The radiation might be the funniest thing about the episode, really. There is all this tension about when the radiation they are exposed to will turn fatal. They get away only seconds before it becomes fatal, actually. But as others have pointed out, what about all the effects of all this non-fatal radiation poisoning that the crew should have been suffering? There should have been a lot of sick people on that ship.
None of this might have mattered that much if the episode had been engaging, but it just isn’t, really. Sadly, Wesley’s departure from the ship is a bit dull. I don’t hate it, but it doesn’t leave a strong impression. Instead, I just feel like we’re all being polite while everyone tries to give him some meaty material to work with. It just goes to show the challenges the production team have had with the character all along. So, no disrespect to Wil Wheaton (who does not do a bad job here at all), but Wesley will not really be missed.
Shout Out to the Past:
There’s direct reference to Picard and Wesley’s other shuttle ride together in Samaritan Snare.
To treat the radiation sickness, they use hyronalin - a drug originally referred to in Miri from the Original Series.
Setting up the Future:
Picard tells Wesley about Boothby, whom we will meet in The First Duty, the one truly great Wesley episode.
• Mary Konhert will appear one more time as Ensign Tess Allenby.
• There’s a funny little moment when the bit of the ship breaks off in Picard’s hand.
• Good scene, well done, when the ship crashes
• The location filming in the desert looks good.
• Picard’s pointedly telling Captain Dirgo to lead the way after they arrive in the cave and the tensions begin to build is a good touch.
• Patrick Stewart and Gates McFadden both do well in their parts. I particularly like seeing Dr. Crusher act not just like a doctor, but like the Chief Medical Officer on a Starship.
• Nice line from Picard: “Mr. Dirgo, I’d appreciate it if you didn’t bury me before I’d gone.”
• Dirgo’s death is pretty horrific – brings us to a very low point for Wesley, who now truly stands alone
• Wesley did everything he’s done just so Picard would be proud of him? Really? If Picard was that much of a father figure to him, that should have been developed on the show more strongly.
• The Special Effect of the Sentry is pretty neat.
Crazy Talk: Captain Riker (Huh?)
If Picard wasn’t the Captain, the story would have to change a lot, but it would not have necessarily been worse. The full potential of the Wesley-Picard relationship has never been explored and there is just as much room for an emotional connection between Wesley and Riker – who really has been acting as Wesley’s surrogate father for the last 2+ years. It might have been nice to see that relationship developed. And it would have been good having Shelby dealing with the radioactive garbage scow. On the other hand, though difficult it would not have been impossible to justify Picard’s presence in the episode even if he wasn’t Captain. So that would have been another option that would have allowed us to keep the “want you to be proud of me” speech.

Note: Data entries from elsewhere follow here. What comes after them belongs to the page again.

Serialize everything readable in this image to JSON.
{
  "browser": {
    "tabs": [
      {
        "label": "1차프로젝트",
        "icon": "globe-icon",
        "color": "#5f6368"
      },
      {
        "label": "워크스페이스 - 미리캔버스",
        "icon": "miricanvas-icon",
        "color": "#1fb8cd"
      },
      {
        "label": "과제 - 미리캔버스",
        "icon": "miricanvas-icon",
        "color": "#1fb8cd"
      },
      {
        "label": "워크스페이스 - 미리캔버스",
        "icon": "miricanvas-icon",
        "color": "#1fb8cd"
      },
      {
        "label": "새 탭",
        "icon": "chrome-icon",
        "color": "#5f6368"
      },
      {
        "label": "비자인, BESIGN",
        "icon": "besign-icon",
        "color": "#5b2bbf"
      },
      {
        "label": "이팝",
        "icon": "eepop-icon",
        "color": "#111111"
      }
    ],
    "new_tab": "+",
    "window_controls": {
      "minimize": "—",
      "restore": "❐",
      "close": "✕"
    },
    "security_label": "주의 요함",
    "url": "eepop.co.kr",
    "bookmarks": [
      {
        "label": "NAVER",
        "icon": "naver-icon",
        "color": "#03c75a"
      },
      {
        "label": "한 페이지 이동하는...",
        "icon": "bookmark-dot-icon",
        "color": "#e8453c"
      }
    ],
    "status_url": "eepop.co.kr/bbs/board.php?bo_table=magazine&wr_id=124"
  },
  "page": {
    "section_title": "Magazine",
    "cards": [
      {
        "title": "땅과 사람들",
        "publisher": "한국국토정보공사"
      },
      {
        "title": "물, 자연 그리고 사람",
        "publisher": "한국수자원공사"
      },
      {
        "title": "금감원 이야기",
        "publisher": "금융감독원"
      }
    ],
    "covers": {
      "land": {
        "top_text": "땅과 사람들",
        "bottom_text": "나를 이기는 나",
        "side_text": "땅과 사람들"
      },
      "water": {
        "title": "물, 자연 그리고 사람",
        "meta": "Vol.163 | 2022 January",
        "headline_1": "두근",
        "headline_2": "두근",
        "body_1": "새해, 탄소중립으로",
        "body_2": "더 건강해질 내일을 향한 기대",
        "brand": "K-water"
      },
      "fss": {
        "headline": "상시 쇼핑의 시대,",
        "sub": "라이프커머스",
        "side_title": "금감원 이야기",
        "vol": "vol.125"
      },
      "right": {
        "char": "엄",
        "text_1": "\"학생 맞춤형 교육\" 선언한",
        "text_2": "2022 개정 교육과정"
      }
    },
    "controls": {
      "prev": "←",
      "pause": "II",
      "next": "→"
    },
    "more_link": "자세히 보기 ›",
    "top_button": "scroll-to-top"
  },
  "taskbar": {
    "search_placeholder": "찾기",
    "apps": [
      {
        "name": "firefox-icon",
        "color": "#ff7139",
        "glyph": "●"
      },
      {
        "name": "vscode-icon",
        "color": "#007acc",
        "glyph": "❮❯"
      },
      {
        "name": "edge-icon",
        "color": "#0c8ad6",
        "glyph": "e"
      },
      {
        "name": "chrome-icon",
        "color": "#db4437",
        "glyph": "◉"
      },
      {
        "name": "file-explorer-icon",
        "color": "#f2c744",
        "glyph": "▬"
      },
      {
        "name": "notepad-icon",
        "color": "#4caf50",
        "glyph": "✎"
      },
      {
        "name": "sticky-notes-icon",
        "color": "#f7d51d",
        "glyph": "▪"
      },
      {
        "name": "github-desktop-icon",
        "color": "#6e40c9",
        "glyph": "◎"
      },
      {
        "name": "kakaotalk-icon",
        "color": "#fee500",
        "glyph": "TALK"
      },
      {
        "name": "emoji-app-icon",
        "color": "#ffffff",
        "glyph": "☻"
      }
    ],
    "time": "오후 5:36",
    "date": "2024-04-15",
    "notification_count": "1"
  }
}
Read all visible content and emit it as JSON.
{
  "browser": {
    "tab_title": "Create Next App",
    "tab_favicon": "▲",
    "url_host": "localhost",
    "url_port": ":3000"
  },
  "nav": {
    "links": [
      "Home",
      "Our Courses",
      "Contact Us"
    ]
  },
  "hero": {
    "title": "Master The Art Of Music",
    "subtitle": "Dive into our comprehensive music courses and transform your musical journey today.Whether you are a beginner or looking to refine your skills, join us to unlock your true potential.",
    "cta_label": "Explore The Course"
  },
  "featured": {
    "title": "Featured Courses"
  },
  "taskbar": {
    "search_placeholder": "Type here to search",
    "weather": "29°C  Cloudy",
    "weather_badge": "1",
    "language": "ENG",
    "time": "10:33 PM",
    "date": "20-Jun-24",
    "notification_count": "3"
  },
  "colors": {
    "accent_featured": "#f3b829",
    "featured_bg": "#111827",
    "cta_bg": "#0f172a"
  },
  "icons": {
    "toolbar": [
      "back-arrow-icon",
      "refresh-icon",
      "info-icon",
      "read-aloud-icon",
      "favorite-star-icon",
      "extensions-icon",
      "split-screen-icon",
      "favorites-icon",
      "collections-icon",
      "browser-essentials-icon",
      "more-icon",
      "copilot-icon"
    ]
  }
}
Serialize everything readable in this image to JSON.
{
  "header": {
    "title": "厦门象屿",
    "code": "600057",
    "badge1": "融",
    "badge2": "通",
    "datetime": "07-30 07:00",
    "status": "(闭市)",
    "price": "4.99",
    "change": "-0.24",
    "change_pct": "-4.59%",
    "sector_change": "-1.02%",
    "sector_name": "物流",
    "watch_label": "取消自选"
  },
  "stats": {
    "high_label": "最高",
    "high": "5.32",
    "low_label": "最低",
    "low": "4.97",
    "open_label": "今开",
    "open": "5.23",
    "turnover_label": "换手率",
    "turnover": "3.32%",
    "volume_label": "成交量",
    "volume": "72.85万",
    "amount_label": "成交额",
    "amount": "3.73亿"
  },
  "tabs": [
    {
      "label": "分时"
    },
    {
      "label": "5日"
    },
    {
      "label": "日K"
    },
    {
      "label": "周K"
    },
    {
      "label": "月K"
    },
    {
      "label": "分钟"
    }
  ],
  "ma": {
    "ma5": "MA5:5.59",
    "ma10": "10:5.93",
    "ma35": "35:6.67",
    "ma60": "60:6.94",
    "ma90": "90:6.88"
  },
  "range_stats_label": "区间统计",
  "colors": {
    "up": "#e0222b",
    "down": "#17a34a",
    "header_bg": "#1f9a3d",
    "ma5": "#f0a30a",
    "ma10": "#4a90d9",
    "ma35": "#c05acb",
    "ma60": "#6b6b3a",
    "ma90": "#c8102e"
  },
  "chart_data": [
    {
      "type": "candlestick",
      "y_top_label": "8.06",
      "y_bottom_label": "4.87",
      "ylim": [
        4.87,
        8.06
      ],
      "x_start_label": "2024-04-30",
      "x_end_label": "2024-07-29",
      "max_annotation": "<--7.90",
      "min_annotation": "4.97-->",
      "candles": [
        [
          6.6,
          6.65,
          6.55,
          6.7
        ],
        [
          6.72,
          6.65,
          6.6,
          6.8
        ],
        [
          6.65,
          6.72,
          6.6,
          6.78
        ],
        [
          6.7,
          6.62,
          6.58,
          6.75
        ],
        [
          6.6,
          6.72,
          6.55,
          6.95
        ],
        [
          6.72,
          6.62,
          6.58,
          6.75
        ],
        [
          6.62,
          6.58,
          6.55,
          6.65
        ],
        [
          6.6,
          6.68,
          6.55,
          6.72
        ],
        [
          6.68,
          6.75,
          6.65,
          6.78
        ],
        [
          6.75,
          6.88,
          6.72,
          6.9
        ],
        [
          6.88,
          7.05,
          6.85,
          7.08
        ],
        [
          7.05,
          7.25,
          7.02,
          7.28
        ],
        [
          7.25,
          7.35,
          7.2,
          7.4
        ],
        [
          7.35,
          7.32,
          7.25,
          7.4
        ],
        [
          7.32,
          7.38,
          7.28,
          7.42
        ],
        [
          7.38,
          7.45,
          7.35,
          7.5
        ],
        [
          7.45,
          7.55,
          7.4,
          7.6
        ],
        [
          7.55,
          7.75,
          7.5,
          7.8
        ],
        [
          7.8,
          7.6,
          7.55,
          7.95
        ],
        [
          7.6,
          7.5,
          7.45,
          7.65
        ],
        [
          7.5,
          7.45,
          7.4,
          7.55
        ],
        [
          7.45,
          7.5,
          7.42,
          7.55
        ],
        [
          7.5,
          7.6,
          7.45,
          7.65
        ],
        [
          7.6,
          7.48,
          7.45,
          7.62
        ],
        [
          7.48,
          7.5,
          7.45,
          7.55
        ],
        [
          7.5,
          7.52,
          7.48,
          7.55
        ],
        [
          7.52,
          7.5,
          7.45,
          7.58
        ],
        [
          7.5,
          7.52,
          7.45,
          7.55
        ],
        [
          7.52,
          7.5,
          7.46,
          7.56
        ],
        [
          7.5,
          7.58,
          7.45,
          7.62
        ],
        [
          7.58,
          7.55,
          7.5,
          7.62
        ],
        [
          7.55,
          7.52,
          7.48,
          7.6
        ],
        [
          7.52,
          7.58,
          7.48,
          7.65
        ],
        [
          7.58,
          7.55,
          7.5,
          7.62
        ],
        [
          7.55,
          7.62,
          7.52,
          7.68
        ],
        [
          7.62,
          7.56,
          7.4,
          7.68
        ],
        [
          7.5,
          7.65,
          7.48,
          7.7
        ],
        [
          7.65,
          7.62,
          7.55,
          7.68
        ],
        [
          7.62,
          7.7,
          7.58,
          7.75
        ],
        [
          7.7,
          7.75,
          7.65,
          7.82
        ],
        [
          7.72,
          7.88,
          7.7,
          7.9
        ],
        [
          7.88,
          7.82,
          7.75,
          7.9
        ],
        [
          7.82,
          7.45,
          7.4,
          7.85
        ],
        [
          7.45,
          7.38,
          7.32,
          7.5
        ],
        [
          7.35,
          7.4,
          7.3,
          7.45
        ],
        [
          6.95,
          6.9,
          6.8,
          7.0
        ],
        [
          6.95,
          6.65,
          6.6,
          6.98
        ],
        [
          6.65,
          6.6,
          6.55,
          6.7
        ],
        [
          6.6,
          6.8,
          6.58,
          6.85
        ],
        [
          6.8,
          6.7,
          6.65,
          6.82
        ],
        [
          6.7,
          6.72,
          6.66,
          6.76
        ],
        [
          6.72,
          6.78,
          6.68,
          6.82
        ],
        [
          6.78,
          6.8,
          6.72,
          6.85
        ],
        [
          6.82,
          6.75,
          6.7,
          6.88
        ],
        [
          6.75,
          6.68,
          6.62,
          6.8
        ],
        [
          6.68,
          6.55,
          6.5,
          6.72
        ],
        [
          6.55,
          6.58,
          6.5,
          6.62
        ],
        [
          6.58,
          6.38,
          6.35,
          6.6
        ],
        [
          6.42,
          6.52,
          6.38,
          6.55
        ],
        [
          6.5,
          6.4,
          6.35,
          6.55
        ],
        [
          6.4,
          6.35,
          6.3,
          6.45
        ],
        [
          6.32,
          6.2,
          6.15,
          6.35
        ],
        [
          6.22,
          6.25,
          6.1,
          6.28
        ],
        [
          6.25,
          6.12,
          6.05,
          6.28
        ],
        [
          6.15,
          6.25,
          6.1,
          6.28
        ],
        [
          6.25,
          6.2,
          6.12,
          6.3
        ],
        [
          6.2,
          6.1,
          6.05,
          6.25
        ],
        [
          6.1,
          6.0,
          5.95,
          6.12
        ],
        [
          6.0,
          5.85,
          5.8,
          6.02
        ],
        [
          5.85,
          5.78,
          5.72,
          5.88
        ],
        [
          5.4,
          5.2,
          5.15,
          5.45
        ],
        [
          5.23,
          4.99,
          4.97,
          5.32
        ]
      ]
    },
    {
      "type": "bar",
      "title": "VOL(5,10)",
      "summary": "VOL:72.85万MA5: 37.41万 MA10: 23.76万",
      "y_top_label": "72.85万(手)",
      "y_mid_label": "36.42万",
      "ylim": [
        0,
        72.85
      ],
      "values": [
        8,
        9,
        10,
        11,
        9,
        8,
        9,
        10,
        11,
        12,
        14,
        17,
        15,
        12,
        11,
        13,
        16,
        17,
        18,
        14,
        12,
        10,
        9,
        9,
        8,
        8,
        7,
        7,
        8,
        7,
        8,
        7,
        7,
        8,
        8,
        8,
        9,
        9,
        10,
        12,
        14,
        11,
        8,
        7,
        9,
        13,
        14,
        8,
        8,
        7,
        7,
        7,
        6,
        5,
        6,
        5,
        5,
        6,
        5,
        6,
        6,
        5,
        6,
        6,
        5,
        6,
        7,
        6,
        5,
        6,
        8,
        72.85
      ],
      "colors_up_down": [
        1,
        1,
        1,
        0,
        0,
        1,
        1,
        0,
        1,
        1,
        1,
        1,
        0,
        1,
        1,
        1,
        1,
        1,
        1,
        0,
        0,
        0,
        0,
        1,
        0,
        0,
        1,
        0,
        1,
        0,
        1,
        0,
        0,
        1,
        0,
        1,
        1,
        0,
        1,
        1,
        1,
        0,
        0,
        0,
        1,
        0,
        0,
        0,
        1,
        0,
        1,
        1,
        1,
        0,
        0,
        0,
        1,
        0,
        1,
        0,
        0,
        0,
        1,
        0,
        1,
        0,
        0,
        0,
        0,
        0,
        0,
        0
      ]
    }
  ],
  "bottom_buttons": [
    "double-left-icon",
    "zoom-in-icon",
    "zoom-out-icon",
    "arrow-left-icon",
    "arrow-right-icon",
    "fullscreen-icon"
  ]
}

Dialogue High Point
One of Wesley’s best lines is at the end of the story, after the injured-but-rescued Picard, being carried out on a stretcher, chides him for being in such a dirty uniform. Wesley replies
You don’t look so ship-shape yourself, sir.